The British admiral George Brydges Rodney, 1st Baron Rodney (1718-1792), by winning notable victories in Caribbean waters over French, Spanish, and Dutch forces, contributed substantially to British command of the seas in the late 18th century.
George Brydges Rodney
Born in February 1718, George Rodney attended Harrow before volunteering for naval service at the age of fourteen. Stationed in the Mediterranean, he became first a lieutenant and then a post captain. In October 1747, in command of the 60-gun Eagle, he took part in Adm. Edward Hawke's victory over the French off Ushant and was cited for gallantry. Two years later he was named governor and commander in chief of Newfoundland with the rank of commodore. In 1751 he was elected to Parliament.
During the Seven Years War, Rodney commanded the 74-gun Dublin and took part in the expedition against Rochefort in 1757; served under Adm. Edward Boscawen in 1758 at the siege and capture of Louisbourg, Nova Scotia; in 1759 and 1760 destroyed French transports collected along the Normandy coast for an invasion of Britain; was appointed commander in chief of the Leeward Islands station in 1761; and in 1762 reduced Martinique and forced the surrender of St. Lucia and Grenada.
Rodney was promoted to vice admiral of the blue and created a baronet.
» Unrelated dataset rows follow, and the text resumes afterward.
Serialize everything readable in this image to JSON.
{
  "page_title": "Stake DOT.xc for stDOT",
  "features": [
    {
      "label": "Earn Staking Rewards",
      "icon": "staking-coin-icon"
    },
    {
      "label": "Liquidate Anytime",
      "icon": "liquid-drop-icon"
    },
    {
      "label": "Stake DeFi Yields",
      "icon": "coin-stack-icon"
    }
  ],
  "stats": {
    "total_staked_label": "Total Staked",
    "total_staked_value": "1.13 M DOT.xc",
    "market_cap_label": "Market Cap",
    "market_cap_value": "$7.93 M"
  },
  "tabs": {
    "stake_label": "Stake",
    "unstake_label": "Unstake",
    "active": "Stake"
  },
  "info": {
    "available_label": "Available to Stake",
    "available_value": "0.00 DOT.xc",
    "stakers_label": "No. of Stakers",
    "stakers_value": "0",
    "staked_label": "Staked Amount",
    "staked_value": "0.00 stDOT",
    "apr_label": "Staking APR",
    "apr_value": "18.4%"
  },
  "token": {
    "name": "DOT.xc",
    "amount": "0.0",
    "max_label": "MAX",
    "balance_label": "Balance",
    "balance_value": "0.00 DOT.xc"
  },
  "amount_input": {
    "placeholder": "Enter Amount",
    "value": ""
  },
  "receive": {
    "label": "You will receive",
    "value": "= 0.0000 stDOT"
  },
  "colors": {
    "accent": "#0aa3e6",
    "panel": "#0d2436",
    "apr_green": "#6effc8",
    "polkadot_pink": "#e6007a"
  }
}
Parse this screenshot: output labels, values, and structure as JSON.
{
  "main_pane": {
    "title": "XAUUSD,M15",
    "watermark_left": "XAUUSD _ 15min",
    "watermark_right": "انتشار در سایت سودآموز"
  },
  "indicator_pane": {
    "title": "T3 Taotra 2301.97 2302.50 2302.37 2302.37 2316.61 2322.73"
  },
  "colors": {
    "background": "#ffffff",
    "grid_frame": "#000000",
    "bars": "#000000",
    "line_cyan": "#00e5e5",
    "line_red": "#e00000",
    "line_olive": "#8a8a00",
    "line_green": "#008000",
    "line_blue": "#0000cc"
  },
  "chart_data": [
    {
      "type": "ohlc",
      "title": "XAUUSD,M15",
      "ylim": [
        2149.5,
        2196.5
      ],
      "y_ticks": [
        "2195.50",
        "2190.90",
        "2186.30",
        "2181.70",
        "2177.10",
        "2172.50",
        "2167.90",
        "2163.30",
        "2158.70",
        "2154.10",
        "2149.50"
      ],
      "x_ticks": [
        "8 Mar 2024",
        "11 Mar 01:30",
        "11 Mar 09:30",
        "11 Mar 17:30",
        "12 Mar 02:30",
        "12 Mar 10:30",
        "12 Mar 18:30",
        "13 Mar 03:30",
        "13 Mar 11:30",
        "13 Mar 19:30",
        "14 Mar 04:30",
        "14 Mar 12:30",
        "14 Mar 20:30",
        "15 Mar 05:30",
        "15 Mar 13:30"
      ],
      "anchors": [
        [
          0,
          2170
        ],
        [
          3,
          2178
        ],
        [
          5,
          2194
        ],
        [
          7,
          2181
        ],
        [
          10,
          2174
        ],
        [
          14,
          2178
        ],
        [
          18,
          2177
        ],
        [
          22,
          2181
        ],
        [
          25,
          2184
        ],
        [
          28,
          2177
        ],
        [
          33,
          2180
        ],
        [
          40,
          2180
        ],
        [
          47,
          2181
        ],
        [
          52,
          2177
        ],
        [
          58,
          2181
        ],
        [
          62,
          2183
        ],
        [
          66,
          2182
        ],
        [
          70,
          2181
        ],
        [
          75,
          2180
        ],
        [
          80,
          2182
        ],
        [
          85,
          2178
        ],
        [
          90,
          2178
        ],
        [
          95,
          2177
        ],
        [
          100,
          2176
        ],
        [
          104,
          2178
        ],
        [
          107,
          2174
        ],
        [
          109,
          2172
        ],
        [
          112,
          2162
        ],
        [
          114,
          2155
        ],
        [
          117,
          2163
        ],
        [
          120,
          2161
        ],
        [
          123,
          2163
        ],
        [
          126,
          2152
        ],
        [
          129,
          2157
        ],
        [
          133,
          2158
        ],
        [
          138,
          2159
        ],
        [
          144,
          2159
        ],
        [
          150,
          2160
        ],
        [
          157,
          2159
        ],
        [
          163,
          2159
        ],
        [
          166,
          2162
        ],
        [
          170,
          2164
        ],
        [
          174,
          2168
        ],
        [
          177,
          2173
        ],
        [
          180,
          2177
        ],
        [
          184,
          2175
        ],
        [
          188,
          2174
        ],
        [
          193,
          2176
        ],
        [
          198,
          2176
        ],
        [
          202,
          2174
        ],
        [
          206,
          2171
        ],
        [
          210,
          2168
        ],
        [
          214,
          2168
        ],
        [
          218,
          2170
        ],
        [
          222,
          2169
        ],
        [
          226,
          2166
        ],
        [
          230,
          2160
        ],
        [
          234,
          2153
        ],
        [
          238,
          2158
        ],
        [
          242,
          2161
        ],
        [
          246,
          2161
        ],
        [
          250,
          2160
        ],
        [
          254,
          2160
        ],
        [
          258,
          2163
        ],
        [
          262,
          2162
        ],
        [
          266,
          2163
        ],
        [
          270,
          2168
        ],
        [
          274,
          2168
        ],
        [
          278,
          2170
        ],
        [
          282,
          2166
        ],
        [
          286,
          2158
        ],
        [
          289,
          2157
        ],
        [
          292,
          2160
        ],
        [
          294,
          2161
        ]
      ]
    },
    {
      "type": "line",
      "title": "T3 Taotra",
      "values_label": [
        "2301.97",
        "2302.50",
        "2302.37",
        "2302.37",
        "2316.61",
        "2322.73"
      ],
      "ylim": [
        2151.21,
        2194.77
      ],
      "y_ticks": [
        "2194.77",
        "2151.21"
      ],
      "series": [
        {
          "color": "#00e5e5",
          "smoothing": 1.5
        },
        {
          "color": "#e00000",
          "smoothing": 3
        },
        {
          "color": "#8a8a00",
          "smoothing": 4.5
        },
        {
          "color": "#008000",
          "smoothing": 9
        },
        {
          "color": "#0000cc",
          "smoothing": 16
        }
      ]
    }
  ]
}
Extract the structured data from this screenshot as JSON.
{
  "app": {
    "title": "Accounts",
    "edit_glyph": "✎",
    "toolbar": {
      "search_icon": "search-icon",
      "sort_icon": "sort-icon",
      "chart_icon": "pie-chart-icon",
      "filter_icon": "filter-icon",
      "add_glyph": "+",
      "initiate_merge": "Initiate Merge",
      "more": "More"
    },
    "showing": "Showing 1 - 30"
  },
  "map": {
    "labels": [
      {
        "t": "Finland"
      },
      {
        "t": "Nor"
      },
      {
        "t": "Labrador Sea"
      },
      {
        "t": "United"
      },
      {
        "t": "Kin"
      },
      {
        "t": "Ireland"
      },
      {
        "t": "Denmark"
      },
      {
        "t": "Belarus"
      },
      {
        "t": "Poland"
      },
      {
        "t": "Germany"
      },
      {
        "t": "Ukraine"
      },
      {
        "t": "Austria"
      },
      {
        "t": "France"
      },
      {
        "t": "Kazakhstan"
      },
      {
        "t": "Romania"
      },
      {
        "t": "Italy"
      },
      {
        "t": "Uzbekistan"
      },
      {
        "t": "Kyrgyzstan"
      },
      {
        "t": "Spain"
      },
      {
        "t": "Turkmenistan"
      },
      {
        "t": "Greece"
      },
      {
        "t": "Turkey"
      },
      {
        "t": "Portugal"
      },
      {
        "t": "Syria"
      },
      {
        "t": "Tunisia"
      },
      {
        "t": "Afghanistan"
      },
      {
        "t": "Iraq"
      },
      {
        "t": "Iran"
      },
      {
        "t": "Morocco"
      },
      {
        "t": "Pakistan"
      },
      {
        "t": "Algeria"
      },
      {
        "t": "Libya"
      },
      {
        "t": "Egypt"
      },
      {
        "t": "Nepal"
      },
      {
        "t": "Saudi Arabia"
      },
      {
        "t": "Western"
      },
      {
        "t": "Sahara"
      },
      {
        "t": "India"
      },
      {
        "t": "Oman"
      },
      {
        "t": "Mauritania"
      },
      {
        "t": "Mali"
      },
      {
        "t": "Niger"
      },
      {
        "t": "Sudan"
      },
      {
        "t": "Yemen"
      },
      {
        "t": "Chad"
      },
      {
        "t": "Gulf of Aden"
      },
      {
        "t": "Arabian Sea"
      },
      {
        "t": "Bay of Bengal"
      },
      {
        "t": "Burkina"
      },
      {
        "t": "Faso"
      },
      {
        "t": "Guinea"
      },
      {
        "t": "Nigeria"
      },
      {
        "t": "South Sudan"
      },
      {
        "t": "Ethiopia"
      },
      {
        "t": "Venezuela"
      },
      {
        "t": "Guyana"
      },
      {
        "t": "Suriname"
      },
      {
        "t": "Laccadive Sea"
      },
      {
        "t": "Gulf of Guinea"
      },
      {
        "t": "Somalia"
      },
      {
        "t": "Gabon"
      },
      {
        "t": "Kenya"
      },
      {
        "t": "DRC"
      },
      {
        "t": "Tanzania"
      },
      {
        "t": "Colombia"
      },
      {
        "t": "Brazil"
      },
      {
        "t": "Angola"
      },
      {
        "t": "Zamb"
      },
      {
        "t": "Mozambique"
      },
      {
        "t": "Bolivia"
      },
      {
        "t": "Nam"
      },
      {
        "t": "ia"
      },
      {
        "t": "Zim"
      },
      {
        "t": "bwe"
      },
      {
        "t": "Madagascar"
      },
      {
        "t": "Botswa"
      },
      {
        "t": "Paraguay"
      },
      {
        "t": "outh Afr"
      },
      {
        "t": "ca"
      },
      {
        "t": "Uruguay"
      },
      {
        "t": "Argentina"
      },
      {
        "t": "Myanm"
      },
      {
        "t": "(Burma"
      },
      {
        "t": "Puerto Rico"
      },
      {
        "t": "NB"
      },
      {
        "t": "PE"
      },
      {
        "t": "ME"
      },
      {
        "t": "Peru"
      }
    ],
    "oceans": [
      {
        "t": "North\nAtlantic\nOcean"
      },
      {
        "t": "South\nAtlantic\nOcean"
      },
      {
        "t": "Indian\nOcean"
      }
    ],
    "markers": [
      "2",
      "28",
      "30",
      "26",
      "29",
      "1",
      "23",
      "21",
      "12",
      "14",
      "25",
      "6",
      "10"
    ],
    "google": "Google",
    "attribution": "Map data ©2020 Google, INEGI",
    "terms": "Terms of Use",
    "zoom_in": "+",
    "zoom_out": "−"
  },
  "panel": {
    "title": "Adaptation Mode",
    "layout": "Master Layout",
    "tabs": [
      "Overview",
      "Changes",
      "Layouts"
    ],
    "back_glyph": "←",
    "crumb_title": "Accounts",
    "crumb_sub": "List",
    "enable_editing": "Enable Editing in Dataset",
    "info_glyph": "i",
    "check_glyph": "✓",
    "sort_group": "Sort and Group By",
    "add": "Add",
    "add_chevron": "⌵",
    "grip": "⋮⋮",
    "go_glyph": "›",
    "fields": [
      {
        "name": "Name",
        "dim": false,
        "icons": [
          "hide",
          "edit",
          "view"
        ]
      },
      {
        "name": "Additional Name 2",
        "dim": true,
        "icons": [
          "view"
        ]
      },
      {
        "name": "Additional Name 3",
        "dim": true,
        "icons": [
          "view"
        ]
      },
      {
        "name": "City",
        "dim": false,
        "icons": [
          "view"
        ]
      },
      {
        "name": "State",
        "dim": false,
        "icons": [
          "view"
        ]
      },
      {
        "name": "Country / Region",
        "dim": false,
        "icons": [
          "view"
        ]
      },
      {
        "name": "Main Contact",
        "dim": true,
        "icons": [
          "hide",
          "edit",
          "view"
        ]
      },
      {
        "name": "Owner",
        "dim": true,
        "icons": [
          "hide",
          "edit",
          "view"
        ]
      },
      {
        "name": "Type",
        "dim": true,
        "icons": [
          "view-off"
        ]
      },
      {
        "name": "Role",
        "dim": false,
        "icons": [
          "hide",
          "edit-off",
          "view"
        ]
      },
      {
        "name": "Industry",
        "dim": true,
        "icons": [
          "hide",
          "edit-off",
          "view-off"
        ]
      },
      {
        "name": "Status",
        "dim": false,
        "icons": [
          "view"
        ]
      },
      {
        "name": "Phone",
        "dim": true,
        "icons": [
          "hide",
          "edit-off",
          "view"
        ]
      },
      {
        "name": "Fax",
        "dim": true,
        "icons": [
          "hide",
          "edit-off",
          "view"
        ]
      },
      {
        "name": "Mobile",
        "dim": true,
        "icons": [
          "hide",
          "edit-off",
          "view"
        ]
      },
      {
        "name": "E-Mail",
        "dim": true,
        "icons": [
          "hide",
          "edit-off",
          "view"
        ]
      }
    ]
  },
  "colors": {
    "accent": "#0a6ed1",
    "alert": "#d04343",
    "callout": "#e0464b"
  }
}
Governor of Greenwich Hospital from 1765 to 1770, he was appointed rear admiral in 1771. From then until 1774 he commanded the Jamaica station. Having fallen into debt, he lived in Paris for 3 years in order to escape his creditors.
Recalled to England in 1778, Rodney was promoted to admiral of the white. Late in 1779, named commander in chief of the Leeward Islands, Rodney was ordered to sail with 22 ships of the line and a large convoy of transports to the West Indies and on the way to relieve Gibraltar, which had been under Spanish siege since July 1779. In January 1780 he captured a Spanish convoy off Cape Finisterre and defeated Adm. Don Juan de Langara's 11 ships in the so-called Moonlight Battle, fought off Cape St. Vincent at night. These feats relieved Gibraltar and brought Rodney international fame.
In September 1780, leaving half of his fleet in West Indian waters, Rodney sailed to New York and foiled George Washington's designs for a Franco-American land and sea assault on the city. Returning to the Caribbean in February 1781, Rodney captured the Dutch islands of St. Eustatius and St. Martin and confiscated huge stocks belonging to British merchants trading illegally with American Revolutionists, thereby crippling a contraband trade on which the Americans depended. For the rest of his life he was involved in lawsuits with British merchants over this action.
In April 1782, after a running engagement with a fleet of 29 ships under Adm. François de Grasse, Rodney and his 34 ships defeated the French off Dominica by bursting in an unorthodox manner through the middle of the French formation and fragmenting it. Called the Battle of the Saints, this action was Rodney's greatest victory. Britain thereby won supremacy of the seas, but the action was too late to affect the outcome of the American Revolution.
When Rodney returned to England, he received a barony and a pension. A bold and irascible man who had been addicted to expensive tastes and to gambling, Rodney lived quietly in the country until he died in London on May 24, 1792. Dominating the waters of the West Indies during his periods of active service, Rodney personified the might of British naval power.
Further Reading on George Brydges Rodney
The standard biography is Donald Macintyre, Admiral Rodney (1962). Francis Russel Hart, Admirals of the Caribbean (1922), contains a chapter on Rodney. See also Alfred T. Mahan, The Influence of Seapower upon History, 1660-1783 (1890).